The project will use established methods of technical art history in order to examine the materials and techniques of Adrian Vanson and Adam de Colone, two Netherlandish artists who worked in Jacobean Scotland. Religious persecution and fortuitous trade relationships led many Protestant Netherlanders to emigrate to Britain in the sixteenth century. Vanson and de Colone are notable amongst this group as they were patronised by the highest echelons of society: Vanson was James VI’s court painter and de Colone was the most prominent painter working in Scotland in the 1620s (who also painted the king). Thomson, whose publications remain a seminal source, constructed their core oeuvres in the 1970s. However, little technical examination has been undertaken on their works to date.

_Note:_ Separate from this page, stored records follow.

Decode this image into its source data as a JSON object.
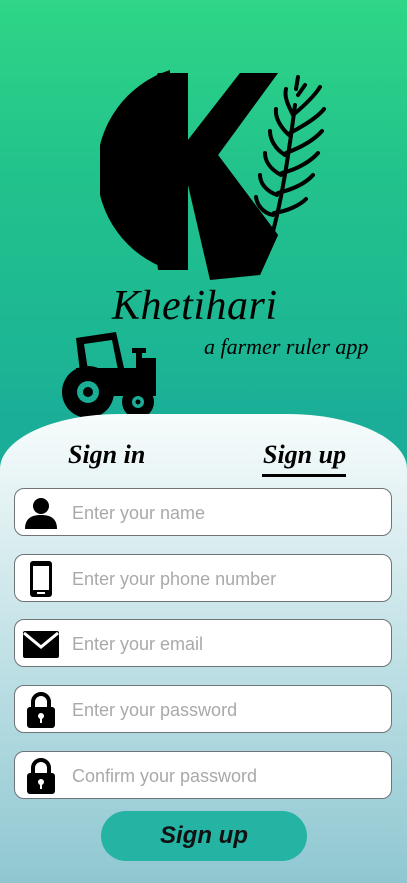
{
  "brand": {
    "title": "Khetihari",
    "tagline": "a farmer ruler app"
  },
  "tabs": {
    "sign_in": "Sign in",
    "sign_up": "Sign up",
    "active": "sign_up"
  },
  "form": {
    "fields": [
      {
        "icon": "person-icon",
        "placeholder": "Enter your name"
      },
      {
        "icon": "phone-icon",
        "placeholder": "Enter your phone number"
      },
      {
        "icon": "envelope-icon",
        "placeholder": "Enter your email"
      },
      {
        "icon": "lock-icon",
        "placeholder": "Enter your password"
      },
      {
        "icon": "lock-icon",
        "placeholder": "Confirm your password"
      }
    ],
    "submit_label": "Sign up"
  },
  "colors": {
    "accent": "#25b3a3",
    "header_gradient_top": "#2ed686",
    "header_gradient_bottom": "#1aad98"
  }
}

The project will focus on the technical examination of paintings in the National Galleries of Scotland collection with the aim of clarifying issues of attribution and identity and illuminating their workshop practices.
Caroline recently completed her Ph.D (jointly hosted by the Department of Conservation and Technology at the Courtauld and the National Portrait Gallery, where she was a member of the Making Art in Tudor Britain team) which focused on issues of workshop practice, authorship and cross-cultural dialogues between native and émigré artists working in England at the turn of the seventeenth century. Previously, Caroline graduated with first class honours in Fine Art from the University of Edinburgh/ Edinburgh College of Art and from the Conservation of Easel Paintings course at the Courtauld. Caroline contributes to the Allgemeines Künstlerlexikon and has published on de Critz and Fuseli.
The event will also include a presentation by the 2016-17 Associate Fellow, Anna Koopstra, on Investigating Saint Jerome in his study by Hendrik van Steenwijck the Younger.